I have learned that Arley attended a prestigious small college in Pennsylvania that was never accredited because it didn't have a football team. He began his studies in sociology, but could never master the second language outside English that his research findings required. He also had trouble drawing graphs, with many of them resembling a Rorschach test, which may have aided in better understanding sociologists, had his teachers allowed it.
The pay was less than desirable, and the public didn't understand sociologists. Some people mistook them for astrologers. As a result many of them were forced to moonlight to survive.
So, Arley switched to economics, thinking that if only he could understand money and its roots he would roll it in much as a frog's tongue flicks a fly. But a funny thing happened on the way to the bank. Arley couldn't balance his checkbook, and he found no help in the textbooks or his class leaders. When he took the problem to the chairman of the department, he was told this wasn't necessary for an economist to know, and that the wife could handle that nicely. Arley didn't have a wife, and not much of a checkbook either, so he was left with reading Karl Marks and Adam Smith, figuring the market would take care of itself.
Arley soon decided there must be a better approach to life elsewhere. He loaded up his VW bus and headed south, ending up in Big Puf. Well, there wasn't a need for either a sociologist or economist in Big Puf, so after Arley settled in he decided on back-to-the-land agriculture, calling himself an herbalist. He has been highly successful at that vocation, growing some sort of ornamental with serrated leaves that is purchased by the kilo.

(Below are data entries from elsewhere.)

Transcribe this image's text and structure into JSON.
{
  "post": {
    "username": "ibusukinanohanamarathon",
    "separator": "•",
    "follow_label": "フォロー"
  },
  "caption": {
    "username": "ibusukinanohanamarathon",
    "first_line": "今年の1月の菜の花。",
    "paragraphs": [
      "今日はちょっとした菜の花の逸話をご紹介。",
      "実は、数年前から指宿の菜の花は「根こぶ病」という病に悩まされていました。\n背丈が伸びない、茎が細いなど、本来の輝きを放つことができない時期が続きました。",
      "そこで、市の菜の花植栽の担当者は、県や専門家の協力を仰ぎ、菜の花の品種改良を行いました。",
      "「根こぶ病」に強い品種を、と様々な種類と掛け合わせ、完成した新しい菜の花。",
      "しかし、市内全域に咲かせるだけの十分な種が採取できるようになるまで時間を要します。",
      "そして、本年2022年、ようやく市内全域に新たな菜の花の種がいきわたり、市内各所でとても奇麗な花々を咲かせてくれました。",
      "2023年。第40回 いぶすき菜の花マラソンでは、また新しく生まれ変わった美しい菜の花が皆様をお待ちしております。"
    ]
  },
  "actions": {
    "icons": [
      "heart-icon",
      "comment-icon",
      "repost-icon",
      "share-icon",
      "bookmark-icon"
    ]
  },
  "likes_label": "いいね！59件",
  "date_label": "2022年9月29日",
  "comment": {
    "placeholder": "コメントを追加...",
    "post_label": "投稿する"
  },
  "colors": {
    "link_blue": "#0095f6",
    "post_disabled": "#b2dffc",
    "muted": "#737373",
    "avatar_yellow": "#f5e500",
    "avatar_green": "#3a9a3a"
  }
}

From time to time, I tap into all the knowledge Arley has acquired, with the exception of agriculture. I figured what better person to explain the budget George Bush promotes of two and a half trillion dollars, as when I attended school we didn't have that many zeros. I, therefore, had trouble understanding the figure, but Arley explained that it was simple if one just visualized it as distances to stars in the solar system. This sounded logical to me, as many people consider Bush to be in outer space anyway.
My other discussion with Arley concerns the election in Iraq. Why must we feel obligated to export freedom? Wouldn't it be better to paid in export dollars instead of American lives?
Arley merely smiled at my ignorance. "It's the American way," he replied, and added that it is our destiny, leaving off the "manifest" which seemed to harm the Native Americans. He explained that until the rest of the world equals our use of fossil fuels for a better standard of living, we must continue the struggle. He feels that the lessons learned in the Iraqi election may someday prove useful in southern West Virginia.
The only area of knowledge that I have found Arley lacking, is in the subject of "women." He is striving for that at the present, with Sister Hannah serving as his private mentor. When the "eureka" moment comes, I expect him to explain it to me.